“We disagree with him on the extension of State Road 7, but overall I think he has done a tremendous job given the constraints of overdevelopment in Palm Beach County,” said Drew Martin of the Sierra Club. “Fifty years ago, they didn’t expect anybody to be living west of 95, and the roads were never designed for that, so the fact we have any traffic flow at all is testament to his ability to make the traffic move.”
Some critics say Webb used his expertise to exploit policy ambiguities, often at great expense to developers who challenged county traffic standards.
But others say his motivations were pure.
“George definitely had the taxpayers of Palm Beach County at heart through the development process, and he certainly frustrated many developers along the way,” said Ken Tuma, a land planner who has helped usher developers’ projects through county red tape for more than 20 years.
Webb’s approach also frustrated opponents of growth, who charged that only developers with expensive traffic consultants could figure out Webb’s complicated formulas — paving the way for development despite bitter neighborhood opposition.
As for special allotments for buses or trains, forget it. Webb didn’t see South Floridians giving up their cars.
Webb is the first to admit that he is “totally car-centric,” as opponents have charged. He admits the county could have done a better job of accommodating bicyclists and walkers.
“It would’ve been really nice to have a greenway or pathway system alongside all these canals so people can bike and walk separate from having to be next to cars going 45, 50 miles an hour on our roads,” he said. “When I look back, I wonder how we could have done that a little differently to set that system up.”
A bridge in his name
The County Commission plans to recognize their retiring engineer and bestow a special honor: The Sixth Avenue South Bridge over Lake Osborne — a hometown bridge his father helped build in the 1970s — will be renamed the George Webb Bridge.
Webb isn’t one to seek attention or accolades, although he still has the trophy from the batting championship he won as a 12-year-old in the Lake Worth Youth Baseball League in 1966. The shiny trophy has sat for a few years on a shelf in Webb’s office on the 11th floor of the Governmental Center, amid the organized chaos of maps, folders and career mementos like commendation plaques and metal road signs.
Neatly lined along one wall are portraits of six county engineers, from Webb all the way back to J.M. Boyd, who held the job from 1926 until 1953, the year Webb was born.
A month ago, a FedEx delivery man walked into Webb’s office and dropped off cardboard boxes containing the belongings of the next Palm Beach county engineer. He’s David Ricks, a Navy veteran who most recently was public works director for Norfolk, Va., and before that the director of facilities and transportation services for Fulton County, Ga.

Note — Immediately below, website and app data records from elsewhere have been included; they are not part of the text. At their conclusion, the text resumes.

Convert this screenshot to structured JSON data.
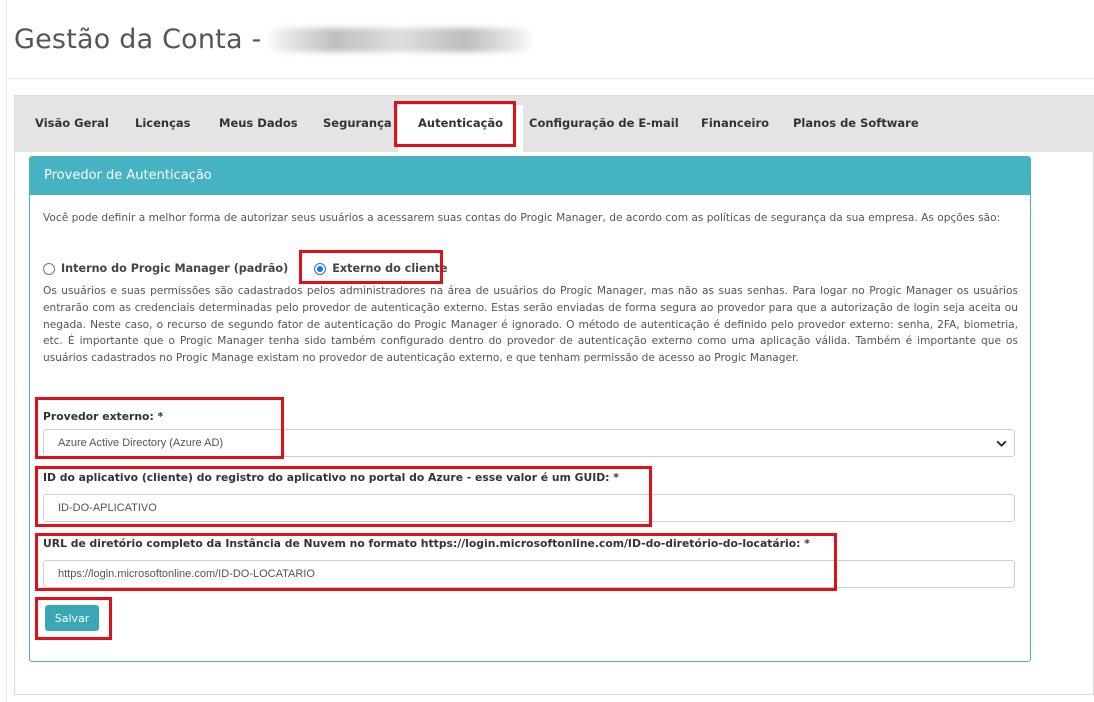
{
  "page": {
    "title": "Gestão da Conta -"
  },
  "tabs": [
    {
      "label": "Visão Geral"
    },
    {
      "label": "Licenças"
    },
    {
      "label": "Meus Dados"
    },
    {
      "label": "Segurança"
    },
    {
      "label": "Autenticação",
      "active": true
    },
    {
      "label": "Configuração de E-mail"
    },
    {
      "label": "Financeiro"
    },
    {
      "label": "Planos de Software"
    }
  ],
  "panel": {
    "header": "Provedor de Autenticação",
    "intro": "Você pode definir a melhor forma de autorizar seus usuários a acessarem suas contas do Progic Manager, de acordo com as políticas de segurança da sua empresa. As opções são:",
    "options": {
      "internal": "Interno do Progic Manager (padrão)",
      "external": "Externo do cliente",
      "selected": "external"
    },
    "description": "Os usuários e suas permissões são cadastrados pelos administradores na área de usuários do Progic Manager, mas não as suas senhas. Para logar no Progic Manager os usuários entrarão com as credenciais determinadas pelo provedor de autenticação externo. Estas serão enviadas de forma segura ao provedor para que a autorização de login seja aceita ou negada. Neste caso, o recurso de segundo fator de autenticação do Progic Manager é ignorado. O método de autenticação é definido pelo provedor externo: senha, 2FA, biometria, etc. É importante que o Progic Manager tenha sido também configurado dentro do provedor de autenticação externo como uma aplicação válida. Também é importante que os usuários cadastrados no Progic Manage existam no provedor de autenticação externo, e que tenham permissão de acesso ao Progic Manager.",
    "provider": {
      "label": "Provedor externo: *",
      "value": "Azure Active Directory (Azure AD)"
    },
    "app_id": {
      "label": "ID do aplicativo (cliente) do registro do aplicativo no portal do Azure - esse valor é um GUID: *",
      "value": "ID-DO-APLICATIVO"
    },
    "directory_url": {
      "label": "URL de diretório completo da Instância de Nuvem no formato https://login.microsoftonline.com/ID-do-diretório-do-locatário: *",
      "value": "https://login.microsoftonline.com/ID-DO-LOCATARIO"
    },
    "save_label": "Salvar"
  },
  "colors": {
    "accent": "#45b3c2",
    "button": "#3aa8b4",
    "highlight": "#e0101a",
    "radio_selected": "#1a73e8"
  }
}
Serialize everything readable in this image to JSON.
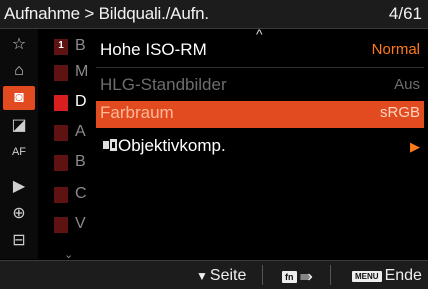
{
  "header": {
    "breadcrumb": "Aufnahme > Bildquali./Aufn.",
    "page_indicator": "4/61"
  },
  "sidebar": {
    "icons": [
      {
        "name": "star-icon",
        "glyph": "☆"
      },
      {
        "name": "home-icon",
        "glyph": "⌂"
      },
      {
        "name": "camera-icon",
        "glyph": "◙"
      },
      {
        "name": "exposure-icon",
        "glyph": "◪"
      },
      {
        "name": "af-icon",
        "glyph": "AF"
      },
      {
        "name": "playback-icon",
        "glyph": "▶"
      },
      {
        "name": "network-icon",
        "glyph": "⊕"
      },
      {
        "name": "toolbox-icon",
        "glyph": "⊟"
      }
    ]
  },
  "subtabs": {
    "box_label": "1",
    "items": [
      {
        "letter": "B"
      },
      {
        "letter": "M"
      },
      {
        "letter": "D"
      },
      {
        "letter": "A"
      },
      {
        "letter": "B"
      },
      {
        "letter": "C"
      },
      {
        "letter": "V"
      }
    ]
  },
  "menu": {
    "scroll_up_glyph": "^",
    "scroll_down_glyph": "⌄",
    "rows": [
      {
        "label": "Hohe ISO-RM",
        "value": "Normal"
      },
      {
        "label": "HLG-Standbilder",
        "value": "Aus"
      },
      {
        "label": "Farbraum",
        "value": "sRGB"
      },
      {
        "label": "Objektivkomp.",
        "value": "▶",
        "icon": "lens-icon"
      }
    ]
  },
  "footer": {
    "page_label": "Seite",
    "page_glyph": "▼",
    "fn_chip": "fn",
    "fn_glyph": "⇛",
    "menu_chip": "MENU",
    "end_label": "Ende"
  },
  "colors": {
    "accent": "#e24a1f",
    "value_orange": "#ff7a1a",
    "tab_red": "#d81e1e"
  }
}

Ricks, 58, has already captured the imaginations of his new co-workers in the upper floors of the Governmental Center. They’ve been watching YouTube videos of “Superman Dave Ricks” squatting with 700-pound barbells on his shoulders at powerlifting competitions.

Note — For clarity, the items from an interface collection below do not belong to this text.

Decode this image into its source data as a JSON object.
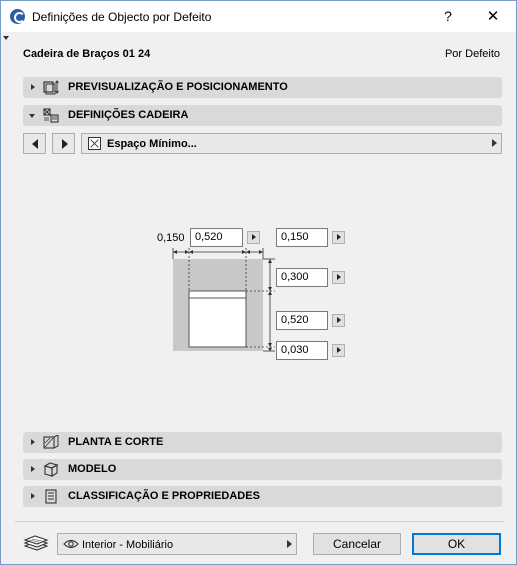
{
  "window": {
    "title": "Definições de Objecto por Defeito",
    "help_label": "?",
    "close_label": "✕"
  },
  "header": {
    "object_name": "Cadeira de Braços 01 24",
    "default_label": "Por Defeito"
  },
  "panels": {
    "preview": {
      "label": "PREVISUALIZAÇÃO E POSICIONAMENTO",
      "icon": "preview-positioning-icon",
      "expanded": false
    },
    "settings": {
      "label": "DEFINIÇÕES CADEIRA",
      "icon": "chair-settings-icon",
      "expanded": true
    },
    "plan": {
      "label": "PLANTA E CORTE",
      "icon": "plan-section-icon",
      "expanded": false
    },
    "model": {
      "label": "MODELO",
      "icon": "model-cube-icon",
      "expanded": false
    },
    "classification": {
      "label": "CLASSIFICAÇÃO E PROPRIEDADES",
      "icon": "classification-icon",
      "expanded": false
    }
  },
  "page_selector": {
    "label": "Espaço Mínimo..."
  },
  "dimensions": {
    "left_clearance_label": "0,150",
    "width_value": "0,520",
    "right_clearance_value": "0,150",
    "front_clearance_value": "0,300",
    "depth_value": "0,520",
    "back_clearance_value": "0,030"
  },
  "footer": {
    "layer_value": "Interior - Mobiliário",
    "cancel_label": "Cancelar",
    "ok_label": "OK"
  },
  "colors": {
    "panel_bg": "#d9d9d9",
    "dialog_bg": "#f0f0f0",
    "ok_border": "#0078d7",
    "diagram_clearance": "#c8c8c8"
  }
}
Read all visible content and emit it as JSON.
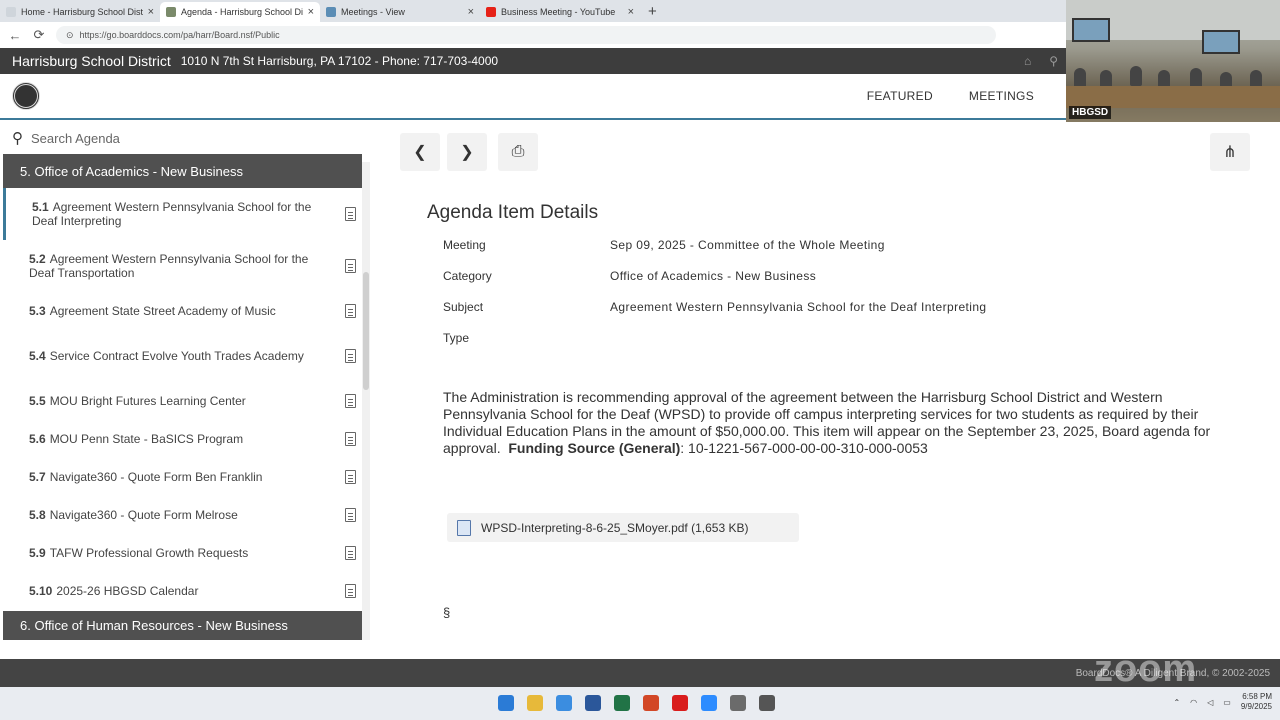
{
  "browser": {
    "tabs": [
      {
        "title": "Home - Harrisburg School District",
        "favicon_color": "#cfd5db",
        "active": false
      },
      {
        "title": "Agenda - Harrisburg School District",
        "favicon_color": "#7a8a6a",
        "active": true
      },
      {
        "title": "Meetings - View",
        "favicon_color": "#5b8db5",
        "active": false
      },
      {
        "title": "Business Meeting - YouTube",
        "favicon_color": "#e62117",
        "active": false
      }
    ],
    "url": "https://go.boarddocs.com/pa/harr/Board.nsf/Public"
  },
  "site": {
    "district": "Harrisburg School District",
    "address": "1010 N 7th St Harrisburg, PA 17102 - Phone: 717-703-4000",
    "nav": [
      "FEATURED",
      "MEETINGS"
    ]
  },
  "video": {
    "label": "HBGSD"
  },
  "sidebar": {
    "search_placeholder": "Search Agenda",
    "section_header": "5. Office of Academics - New Business",
    "items": [
      {
        "num": "5.1",
        "title": "Agreement Western Pennsylvania School for the Deaf Interpreting"
      },
      {
        "num": "5.2",
        "title": "Agreement Western Pennsylvania School for the Deaf Transportation"
      },
      {
        "num": "5.3",
        "title": "Agreement State Street Academy of Music"
      },
      {
        "num": "5.4",
        "title": "Service Contract Evolve Youth Trades Academy"
      },
      {
        "num": "5.5",
        "title": "MOU Bright Futures Learning Center"
      },
      {
        "num": "5.6",
        "title": "MOU Penn State - BaSICS Program"
      },
      {
        "num": "5.7",
        "title": "Navigate360 - Quote Form Ben Franklin"
      },
      {
        "num": "5.8",
        "title": "Navigate360 - Quote Form Melrose"
      },
      {
        "num": "5.9",
        "title": "TAFW Professional Growth Requests"
      },
      {
        "num": "5.10",
        "title": "2025-26 HBGSD Calendar"
      }
    ],
    "next_section": "6. Office of Human Resources - New Business"
  },
  "details": {
    "title": "Agenda Item Details",
    "meeting_label": "Meeting",
    "meeting_value": "Sep 09, 2025 - Committee of the Whole Meeting",
    "category_label": "Category",
    "category_value": "Office of Academics - New Business",
    "subject_label": "Subject",
    "subject_value": "Agreement Western Pennsylvania School for the Deaf Interpreting",
    "type_label": "Type",
    "description": "The Administration is recommending approval of the agreement between the Harrisburg School District and Western Pennsylvania School for the Deaf (WPSD) to provide off campus interpreting services for two students as required by their Individual Education Plans in the amount of $50,000.00. This item will appear on the September 23, 2025, Board agenda for approval.",
    "funding_label": "Funding Source (General)",
    "funding_value": ": 10-1221-567-000-00-00-310-000-0053",
    "attachment": "WPSD-Interpreting-8-6-25_SMoyer.pdf (1,653 KB)",
    "section_mark": "§"
  },
  "footer": {
    "text": "BoardDocs® A Diligent Brand, © 2002-2025",
    "zoom_watermark": "zoom"
  },
  "taskbar": {
    "apps": [
      {
        "name": "windows-start",
        "color": "#2b7bd6"
      },
      {
        "name": "file-explorer",
        "color": "#e7b93a"
      },
      {
        "name": "chrome",
        "color": "#3b8de0"
      },
      {
        "name": "word",
        "color": "#2b579a"
      },
      {
        "name": "excel",
        "color": "#217346"
      },
      {
        "name": "powerpoint",
        "color": "#d24726"
      },
      {
        "name": "acrobat",
        "color": "#d91c1c"
      },
      {
        "name": "zoom",
        "color": "#2d8cff"
      },
      {
        "name": "settings",
        "color": "#6b6b6b"
      },
      {
        "name": "store",
        "color": "#555555"
      }
    ],
    "time": "6:58 PM",
    "date": "9/9/2025"
  }
}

Webb prefers less strenuous activities when he’s away from the office. He rides the lawn mower, reads the newspaper cover to cover and goes for walks around the neighborhood with June and their two dogs, Bella and Pepper.

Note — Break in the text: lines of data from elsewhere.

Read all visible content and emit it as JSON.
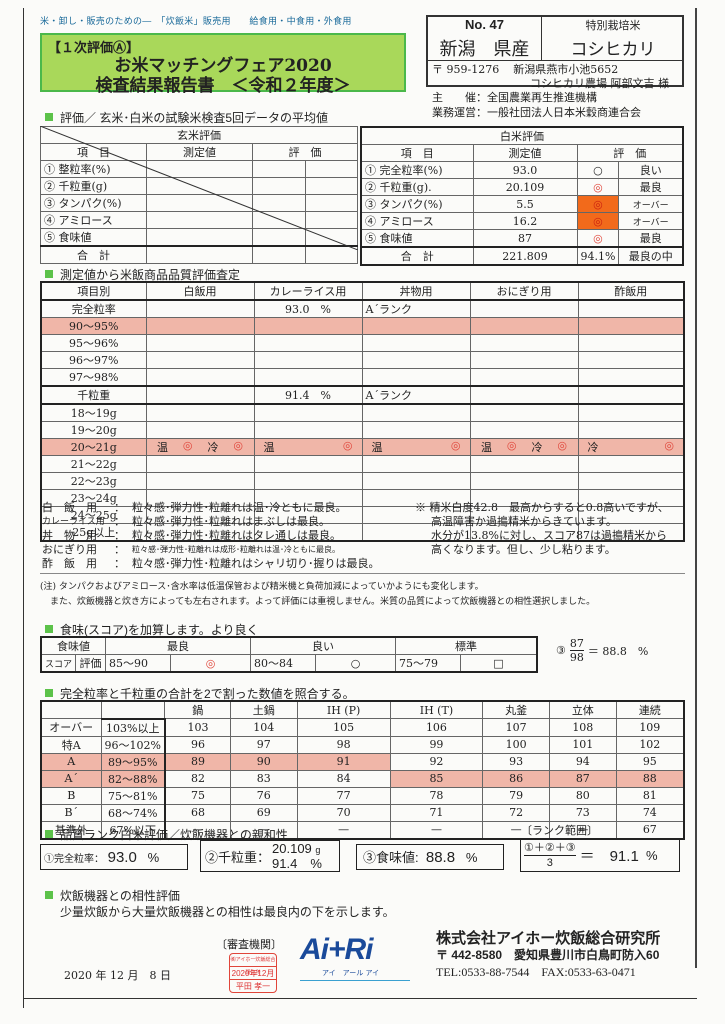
{
  "header": {
    "tagline": "米・卸し・販売のための―　「炊飯米」販売用　　給食用・中食用・外食用",
    "eval_label": "【１次評価Ⓐ】",
    "title_line1": "お米マッチングフェア2020",
    "title_line2": "検査結果報告書　＜令和２年度＞"
  },
  "entry": {
    "no": "No. 47",
    "special": "特別栽培米",
    "prefecture": "新潟　県産",
    "variety": "コシヒカリ",
    "postal": "〒 959-1276",
    "address": "新潟県燕市小池5652",
    "farm": "コシヒカリ農場 阿部文吉 様"
  },
  "organizers": {
    "host": "主　　催：全国農業再生推進機構",
    "operator": "業務運営：一般社団法人日本米穀商連合会"
  },
  "section1": {
    "heading": "評価／ 玄米･白米の試験米検査5回データの平均値",
    "brown": {
      "title": "玄米評価",
      "headers": [
        "項　目",
        "測定値",
        "評　価"
      ],
      "items": [
        "① 整粒率(%)",
        "② 千粒重(g)",
        "③ タンパク(%)",
        "④ アミロース",
        "⑤ 食味値"
      ],
      "total": "合　計"
    },
    "white": {
      "title": "白米評価",
      "headers": [
        "項　目",
        "測定値",
        "評　価"
      ],
      "rows": [
        {
          "item": "① 完全粒率(%)",
          "value": "93.0",
          "mark": "○",
          "grade": "良い"
        },
        {
          "item": "② 千粒重(g).",
          "value": "20.109",
          "mark": "◎",
          "grade": "最良"
        },
        {
          "item": "③ タンパク(%)",
          "value": "5.5",
          "mark": "◎",
          "grade": "オーバー"
        },
        {
          "item": "④ アミロース",
          "value": "16.2",
          "mark": "◎",
          "grade": "オーバー"
        },
        {
          "item": "⑤ 食味値",
          "value": "87",
          "mark": "◎",
          "grade": "最良"
        }
      ],
      "total_label": "合　計",
      "total_value": "221.809",
      "total_pct": "94.1%",
      "total_grade": "最良の中"
    }
  },
  "section2": {
    "heading": "測定値から米飯商品品質評価査定",
    "headers": [
      "項目別",
      "白飯用",
      "カレーライス用",
      "丼物用",
      "おにぎり用",
      "酢飯用"
    ],
    "kanzen_label": "完全粒率",
    "kanzen_value": "93.0　%",
    "kanzen_rank": "A´ランク",
    "kanzen_rows": [
      "90～95%",
      "95～96%",
      "96～97%",
      "97～98%"
    ],
    "sen_label": "千粒重",
    "sen_value": "91.4　%",
    "sen_rank": "A´ランク",
    "sen_rows": [
      "18～19g",
      "19～20g",
      "20～21g",
      "21～22g",
      "22～23g",
      "23～24g",
      "24～25g",
      "25g以上"
    ],
    "highlight_cells": {
      "hakuhan": [
        "温",
        "◎",
        "冷",
        "◎"
      ],
      "curry": [
        "温",
        "◎"
      ],
      "donburi": [
        "温",
        "◎"
      ],
      "onigiri": [
        "温",
        "◎",
        "冷",
        "◎"
      ],
      "sumeshi": [
        "冷",
        "◎"
      ]
    }
  },
  "comments": {
    "rows": [
      {
        "label": "白　飯　用",
        "text": "粒々感･弾力性･粒離れは温･冷ともに最良。"
      },
      {
        "label": "カレーライス用",
        "text": "粒々感･弾力性･粒離れはまぶしは最良。"
      },
      {
        "label": "丼　物　用",
        "text": "粒々感･弾力性･粒離れはタレ通しは最良。"
      },
      {
        "label": "おにぎり用",
        "text": "粒々感･弾力性･粒離れは成形･粒離れは温･冷ともに最良。"
      },
      {
        "label": "酢　飯　用",
        "text": "粒々感･弾力性･粒離れはシャリ切り･握りは最良。"
      }
    ],
    "colon": "：",
    "remark": [
      "※ 精米白度42.8　最高からすると0.8高いですが、",
      "高温障害か過搗精米からきています。",
      "水分が13.8%に対し、スコア87は過搗精米から",
      "高くなります。但し、少し粘ります。"
    ]
  },
  "caution": [
    "(注) タンパクおよびアミロース･含水率は低温保管および精米機と負荷加減によっていかようにも変化します。",
    "また、炊飯機器と炊き方によっても左右されます。よって評価には重視しません。米質の品質によって炊飯機器との相性選択しました。"
  ],
  "section3": {
    "heading": "食味(スコア)を加算します。より良く",
    "head": [
      "食味値",
      "最良",
      "良い",
      "標準"
    ],
    "sub": [
      "スコア",
      "評価"
    ],
    "ranges": [
      {
        "range": "85～90",
        "mark": "◎"
      },
      {
        "range": "80～84",
        "mark": "○"
      },
      {
        "range": "75～79",
        "mark": "□"
      }
    ],
    "formula_num": "③",
    "numerator": "87",
    "denominator": "98",
    "result": "＝ 88.8　%"
  },
  "section4": {
    "heading": "完全粒率と千粒重の合計を2で割った数値を照合する。",
    "columns": [
      "鍋",
      "土鍋",
      "IH (P)",
      "IH (T)",
      "丸釜",
      "立体",
      "連続"
    ],
    "rows": [
      {
        "rank": "オーバー",
        "range": "103%以上",
        "values": [
          "103",
          "104",
          "105",
          "106",
          "107",
          "108",
          "109"
        ]
      },
      {
        "rank": "特A",
        "range": "96～102%",
        "values": [
          "96",
          "97",
          "98",
          "99",
          "100",
          "101",
          "102"
        ]
      },
      {
        "rank": "A",
        "range": "89～95%",
        "values": [
          "89",
          "90",
          "91",
          "92",
          "93",
          "94",
          "95"
        ]
      },
      {
        "rank": "A´",
        "range": "82～88%",
        "values": [
          "82",
          "83",
          "84",
          "85",
          "86",
          "87",
          "88"
        ]
      },
      {
        "rank": "B",
        "range": "75～81%",
        "values": [
          "75",
          "76",
          "77",
          "78",
          "79",
          "80",
          "81"
        ]
      },
      {
        "rank": "B´",
        "range": "68～74%",
        "values": [
          "68",
          "69",
          "70",
          "71",
          "72",
          "73",
          "74"
        ]
      },
      {
        "rank": "基準外",
        "range": "67%以下",
        "values": [
          "—",
          "—",
          "—",
          "—",
          "—",
          "—",
          "67"
        ]
      }
    ]
  },
  "section5": {
    "heading": "品質ランク白米評価／炊飯機器との親和性",
    "rank_range_label": "〔ランク範囲〕",
    "kanzen_label": "①完全粒率：",
    "kanzen_value": "93.0",
    "kanzen_unit": "%",
    "sen_label": "②千粒重：",
    "sen_g": "20.109",
    "sen_g_unit": "g",
    "sen_pct": "91.4　%",
    "shokumi_label": "③食味値:",
    "shokumi_value": "88.8",
    "shokumi_unit": "%",
    "formula_num": "①＋②＋③",
    "formula_den": "3",
    "formula_result": "＝　91.1",
    "formula_unit": "%"
  },
  "section6": {
    "heading": "炊飯機器との相性評価",
    "text": "少量炊飯から大量炊飯機器との相性は最良内の下を示します。"
  },
  "footer": {
    "date": "2020 年 12 月　8 日",
    "review_label": "〔審査機関〕",
    "stamp_line1": "㈱アイホー炊飯総合研究所",
    "stamp_line2": "2020年12月",
    "stamp_line3": "平田 孝一",
    "logo_text": "Ai+Ri",
    "logo_kana": "アイ　アール アイ",
    "company": "株式会社アイホー炊飯総合研究所",
    "company_addr": "〒 442-8580　愛知県豊川市白鳥町防入60",
    "company_tel": "TEL:0533-88-7544　FAX:0533-63-0471"
  }
}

As for his immediate future, it will include traveling with his wife and spending time in North Carolina with their son and his family.
The retiring traffic engineer also predicts a not-so-distant future with driverless cars, insight he has gleaned from his participation over the past 10 years in the Federal Highway Administration’s Connected Vehicle program.
“This is where it’s going to get fun,” Webb said with a laugh. “We will have by 2025 or 2030 automatic driverless vehicles. Transportation is going to change in next 15 years, but for the life of me I am not sure in what direction.”
Nice article! Thanks for reprinting. Timely and fitting.